At one time concern might have ruled that the United States was not going to produce numbers that meet IGC standards. Suddenly, in 2011, the Commerce Department agency that had compiled flour output data from U.S. mills stopped doing this for budgetary reasons. To meet the urgent needs of milling companies for data against which individual company performance could be assessed, the organization of American millers, the North American Millers’ Association (NAMA), stepped up and hired a data company to do the work. NAMA has carried out this project by gathering data voluntarily. The NAMA figures deserve great praise for filling an information gap that might have caused many severe problems.

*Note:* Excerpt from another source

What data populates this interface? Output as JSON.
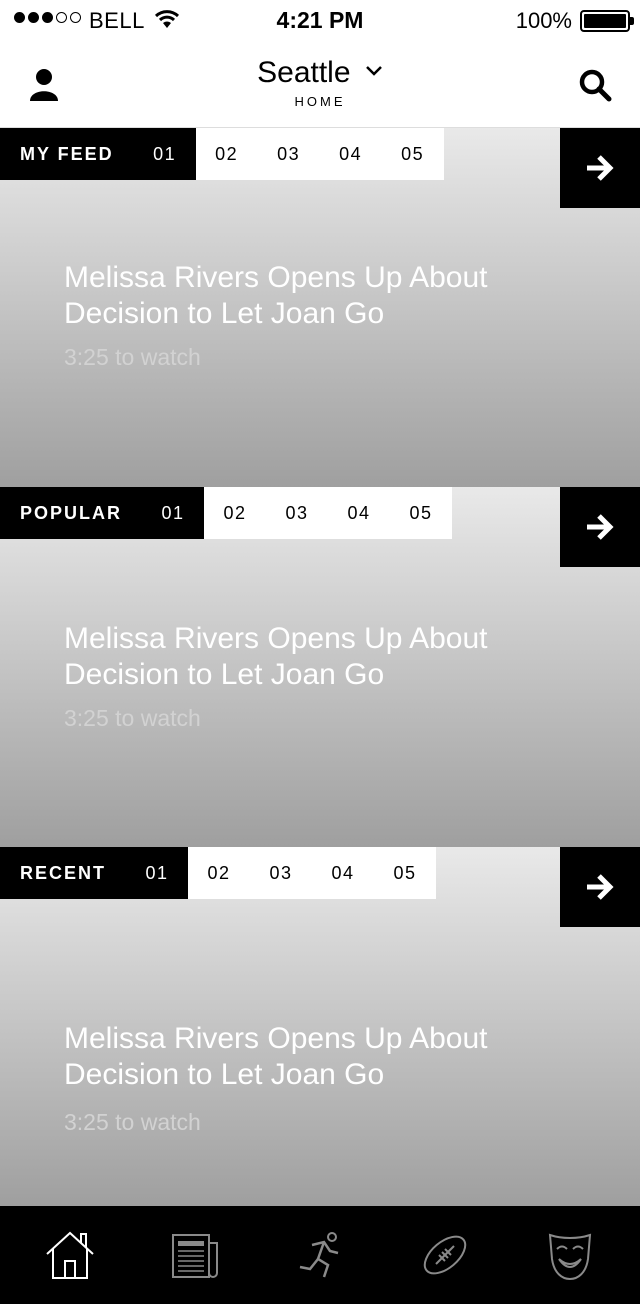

Yet, even with the association’s quarterly reports, a level of unease has ruled about data without the government’s imprimatur. For that reason, enthusiasm greeted the decision announced this summer by the U.S. Department of Agriculture’s Economic Research Service (ERS) that it would assemble flour output reports beginning in 2015. Further, the ERS will duplicate the former government reports to provide information on wheat grind, millfeed production and related data missing from NAMA compilations.
Hardly anything could symbolize with greater meaning the importance of flour production data than this U.S. government action. It does not seem unrealistic to hope that this step spurs those countries that either don’t compile the information or have elected to keep their flour output a secret to join the nations that proudly cite this statistic as evidence of their commitment to providing invaluable information for their citizens as well as for the world.